Another set of Index questions measured owners’ expectations of the governmental, regulatory and institutional environments in which they operate—and predictably, these drew the least optimistic responses of the overall study. Across the board, business owners and managers by large margins expected things to get worse over the course of the coming year, with the cost of employee benefits (78%), transportation issues (71%) and Workers Compensation (66%) at the top of the list. Sixty percent also anticipate a worsening local regulatory environment. These expectations held consistently by geography, industry and size of the business.

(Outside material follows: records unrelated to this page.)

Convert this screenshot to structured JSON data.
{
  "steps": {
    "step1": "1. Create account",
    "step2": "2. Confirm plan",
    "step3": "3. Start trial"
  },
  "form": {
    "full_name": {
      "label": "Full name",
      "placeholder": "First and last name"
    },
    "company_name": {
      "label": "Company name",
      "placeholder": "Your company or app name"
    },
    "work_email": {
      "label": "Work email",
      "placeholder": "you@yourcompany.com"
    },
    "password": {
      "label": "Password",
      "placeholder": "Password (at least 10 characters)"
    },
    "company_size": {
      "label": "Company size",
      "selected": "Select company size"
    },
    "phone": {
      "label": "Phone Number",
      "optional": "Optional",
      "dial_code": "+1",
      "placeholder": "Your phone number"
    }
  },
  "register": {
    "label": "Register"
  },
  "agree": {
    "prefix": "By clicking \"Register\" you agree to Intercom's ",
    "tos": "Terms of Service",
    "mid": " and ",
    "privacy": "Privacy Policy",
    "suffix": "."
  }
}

“The overall picture created by these responses is one of little faith that government at either the local or the state level will improve business conditions or reduce the constraints under which business people labor,” said Buster. “These findings make it abundantly clear that the optimism that business people feel is firmly grounded in their own business skills and talents and in their own abilities to succeed in a difficult environment.”

Almost half (48.8%) the businesses surveyed provide health benefits, with the lowest percentage in the retail industry and the highest in the transportation, communications and utilities industries. Interestingly, only 53% of healthcare businesses surveyed provided healthcare benefits for employees. Generally, businesses that have been in business longer are more likely to offer healthcare benefits than are newer businesses. But surprisingly, very few (9%) respondents indicated they have changed their benefits in the past year—despite a nationwide trend to do so—and the majority of those had added rather than decreased benefits.

About Mechanics Bank:

Mechanics Bank, headquartered in Richmond, California, celebrates a century of innovative community banking this year. An independent community bank with almost $2.5 billion in assets, it has become one of the largest banks headquartered in the San Francisco Bay Area.

Mechanics Bank’s Northern California Business Optimism Index is based on a telephone survey of 1,214 conducted in February and March, 2005, of randomly selected owners and senior managers of businesses with annual revenues ranging from $50,000 to $20,000,000. Survey results are accurate to within ± 2.8 percent at the 95% confidence level. The Optimism Index defines 17 business indicators that represent Optimism in business. Periodic tracking of those indicators will allow Mechanics Bank to analyze and report upon future increases and decreases in Optimism over time. The survey was conducted for Mechanics Bank by Seldin Research, an independent market research company located in Half Moon Bay.



Press contacts:
Ms. Hatti Hamlin
925.872.4328
HattiHamlin@aol.com

Mr. David Louis
510.741.3328
David_Louis@mechbank.com